Photograph of Jeanne Malcolm and Edwina Mountbatten, Hyde Park canteen organisers during the General Strike of 1926 [MS 62 Broadlands Archives MB1/K190B]

In a letter written by Henrietta Joseph, dated 18 May 1926, she discussed her experience of the strike:
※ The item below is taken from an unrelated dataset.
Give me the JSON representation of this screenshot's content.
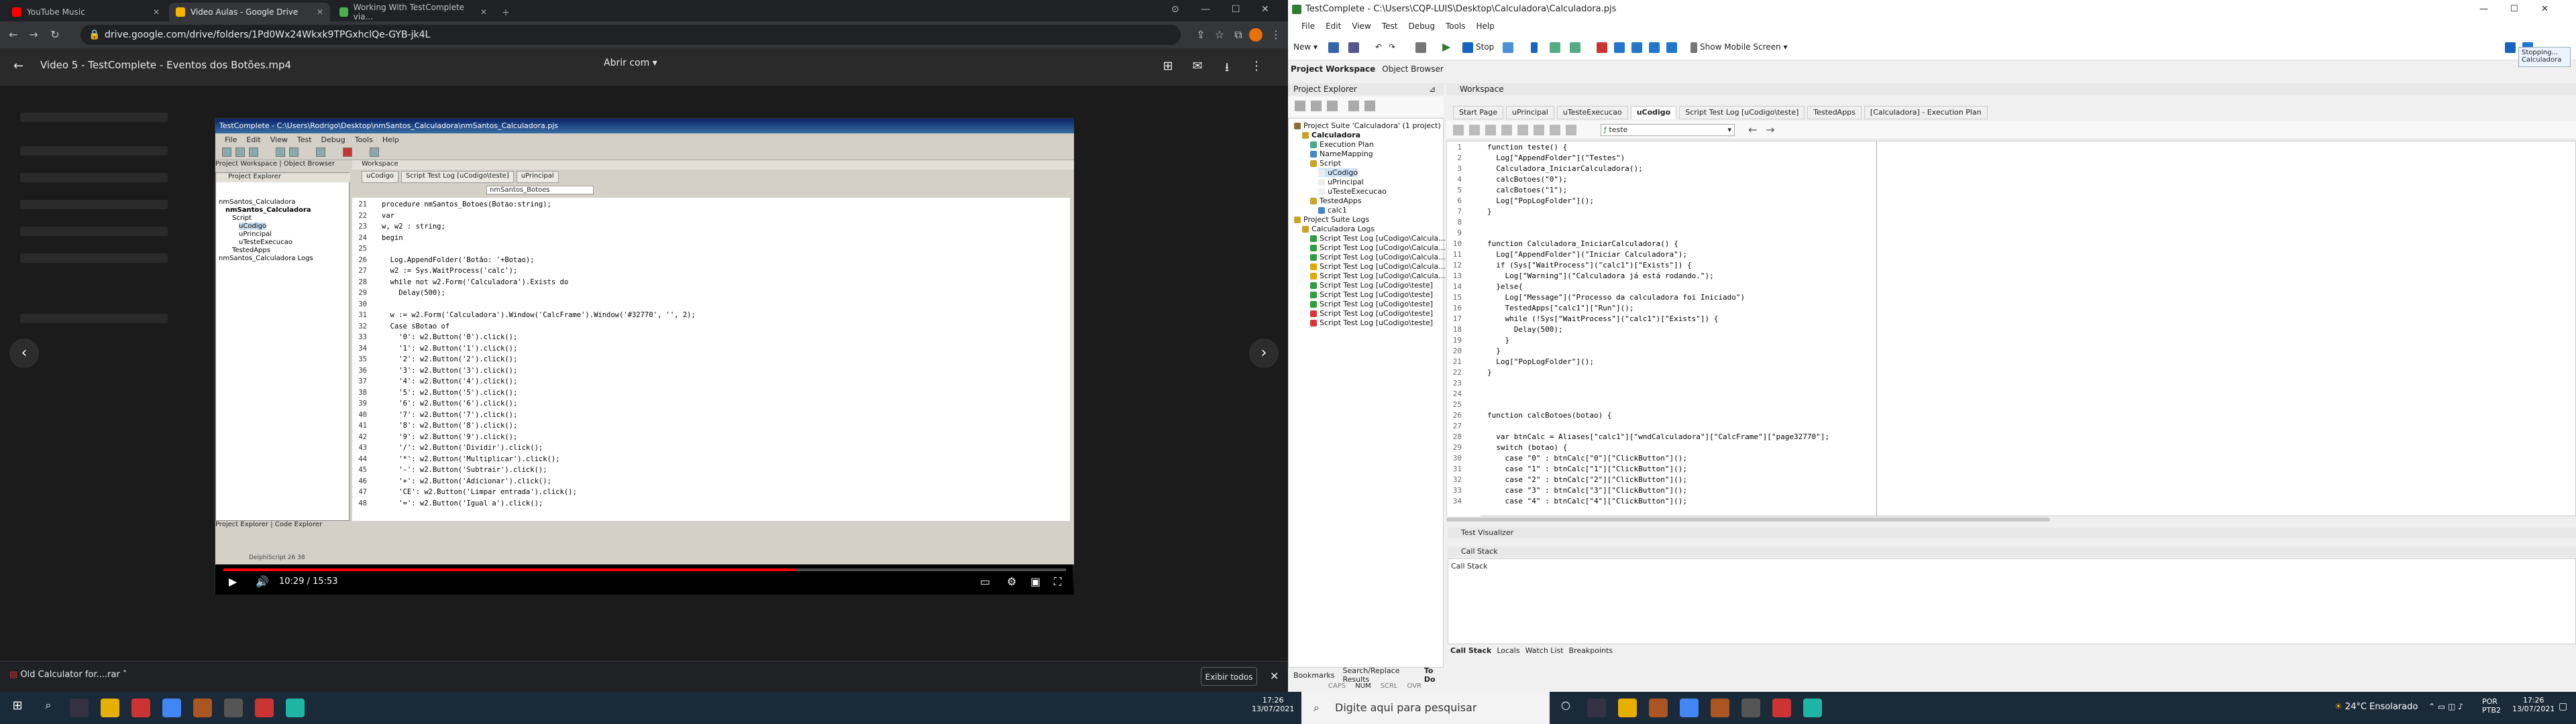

“The strike was the most extraordinary experience I have ever known. There was not the horror and the anxiety of the war; but there was greater strangeness. One woke into a foreign world, where things were not done for us, one had to do one’s own arranging and fixing. Everyone was a pioneer. Life became an adventure. There were no newspapers. Letters were few and came seldom. Centuries of civilisation were swept away. As in the war, we all fraternised with one another. As days followed strange day, the resources of civilisation began to be foreshadowed rather than actually to appear as we got to know how things began. Gradually these young lords and varsity men became increasingly efficient at their jobs. The railways began to lose some of their amateurishness. One or two papers began to come out – almost life-like – in some cases there were 4 pages. The Times actually published a list of births, marriages and deaths. There was a side issue of an extra strike in Marylebone. The scavengers were out. No collecting of refuse. Then four varsity cricketers ran a dust cart of their own. On it was printed the legend ‘England collects the ashes’. Edwin was a special constable guarding our electric power station. (Amateurs ran the power stations.) We were all getting ‘into’ it. The world was starting again and doing its business in quite another way but doing it quite well. A millennium of sociability and brotherly love had begun. The universe was one big family party. Class distinctions were wiped out and then all of a sudden last Wednesday the general strike was called off. Gradually the world shook itself and came out of its dream. Now we are almost normal, it’s a matter of fact. We have passed through a great disaster, which politically and commercially we shall feel adversely for a long time, but it was a wonderful experience.”

MS 335 A2045/6/15

On 12 May 1926, after 9 days of action, the TUC announced their decision to call off the strike, having failed to significantly disrupt services. The miners eventually returned to work with their pay reduced and working hours extended. A year later, the government passed the Trade Disputes Act of 1927 making the type of sympathetic strike action that had created the General Strike illegal.